Aviation Accident Summaries

Aviation Accident Summary CEN13LA484

Larchwood, IA, USA

Aircraft #1

N5610X

ROCKWELL INTERNATIONAL S-2R

Analysis

The pilot reported that a complete loss of engine power occurred during his third agricultural application flight of the day. His attempts to restore engine power were unsuccessful, and he subsequently executed a forced landing to a gravel road. The airplanes left wing struck a powerline support pole during the landing, and the airplane came to rest in a ditch. Fuel was found onboard the airplane. A postaccident examination of the airframe and engine revealed no anomalies consistent with a loss of engine power. Additionally, an engine test run was conducted, and the engine performed normally during the test run, and no anomalies were observed.

Factual Information

On August 12, 2013, about 1322 central daylight time, a Rockwell International S-2R airplane, N5610X, was substantially damaged during a forced landing following a loss of engine power near Larchwood, Iowa. The pilot reported no injuries. The airplane was registered to Mitchell Aerial Application Inc. and operated by Crop Dusters LLC under the provisions of 14 Code of Federal Regulations Part 137 as an aerial application flight. Visual meteorological conditions prevailed for the flight, which was not operated on a flight plan. The local flight departed the Rock Rapids Municipal Airport (RRQ), Rock Rapids, Iowa, about 1200.The pilot reported that he experienced a complete loss of engine power during his third application flight of the day. He completed multiple spray passes at the first field designated for the flight, and then proceeded to the second field. The pilot stated that after spraying for about 10 minutes at the second field, the engine "flamed out." His attempts to restore engine power were not successful and he executed a forced landing to a gravel road. During the landing, he encountered a bridge, which he "crow hopped" over; however, the left wing subsequently struck a power line support pole. The airplane came to rest in a ditch along the side of the road. A postaccident examination of the airframe and engine did not reveal any anomalies consistent with a loss of engine power. After recovery, an examination of the airplane was conducted under the direct supervision of the NTSB investigator-in-charge. The airplane wings had been removed prior to the examination in order to facilitate the recovery. Continuity was confirmed between the engine and the cockpit engine controls. The cockpit fuel shutoff control was in the ON position at the time of the exam. The fuel lines from the wing roots to the engine appeared intact. The electrical fuel pump operated when power was applied, and residual fuel from the lines was observed to flow from the pump during operation.
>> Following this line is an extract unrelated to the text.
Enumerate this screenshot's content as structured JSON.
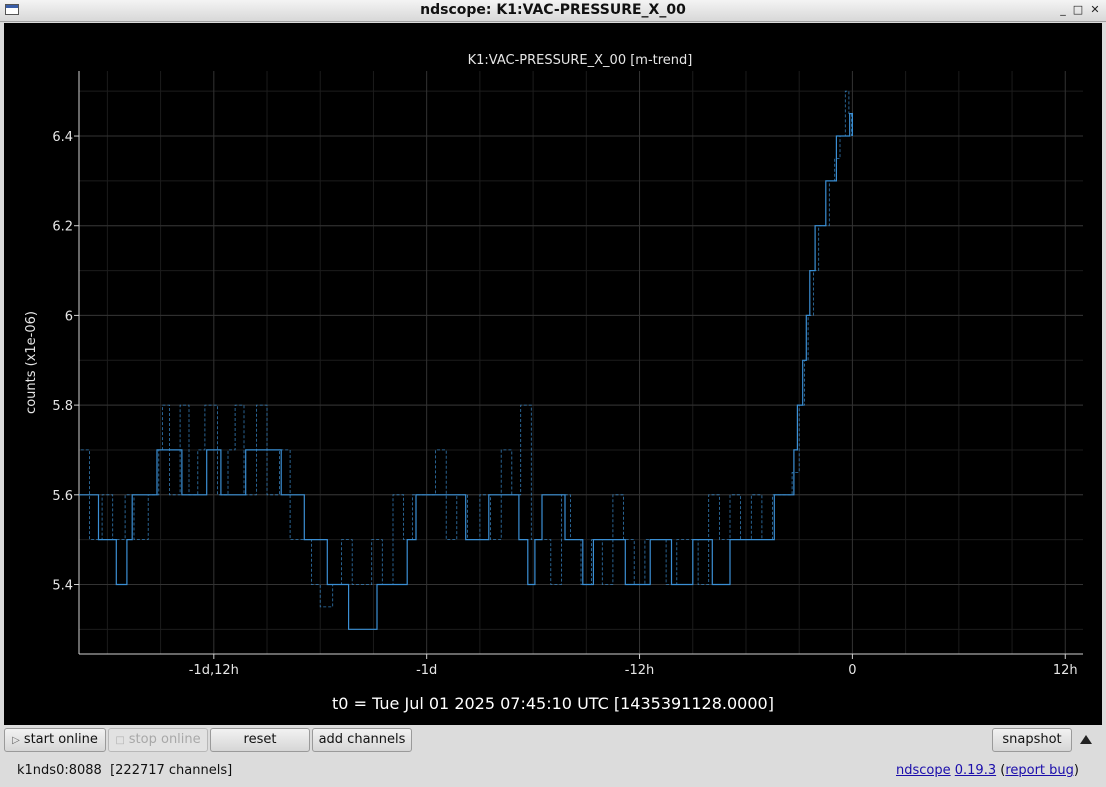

The insulation on the fuel shutoff valve wire harness was observed to be compromised at one location on the wire corresponding to pin A of the connector. Pin A was associated with opening the valve during engine starts. In the event of a short at Pin A, or a loss of electrical power to the valve, the valve is designed to remain open once the engine is operating. An electrical short (grounding) at Pin A would be expected to prevent starting of the engine; however, continued fuel flow to the engine would not be affected. Closing the valve required a separate electrical signal through Pin B to energize a separate solenoid and, thereby, closing the valve. Further examination of the engine was conducted at the engine manufacturers facility under the direct supervision of the NTSB investigator-in-charge. Visual and borescope examinations were unremarkable. An engine test run was conducted. The engine started normally and stabilized at ground idle. The engine was operated at 2,005 rpm and 673 shaft horsepower with no anomalies observed. Exhaust gas and vibration parameters remained within limits during the test run. No anomalies related to an inability to produced rated power were observed.

Probable Cause and Findings

A complete loss of engine power during an agricultural application flight for reasons that could not be determined because postaccident examinations did not reveal any anomalies that would have precluded normal operation.

 

Source: NTSB Aviation Accident Database

Get all the details on your iPhone or iPad with:

Aviation Accidents App

In-Depth Access to Aviation Accident Reports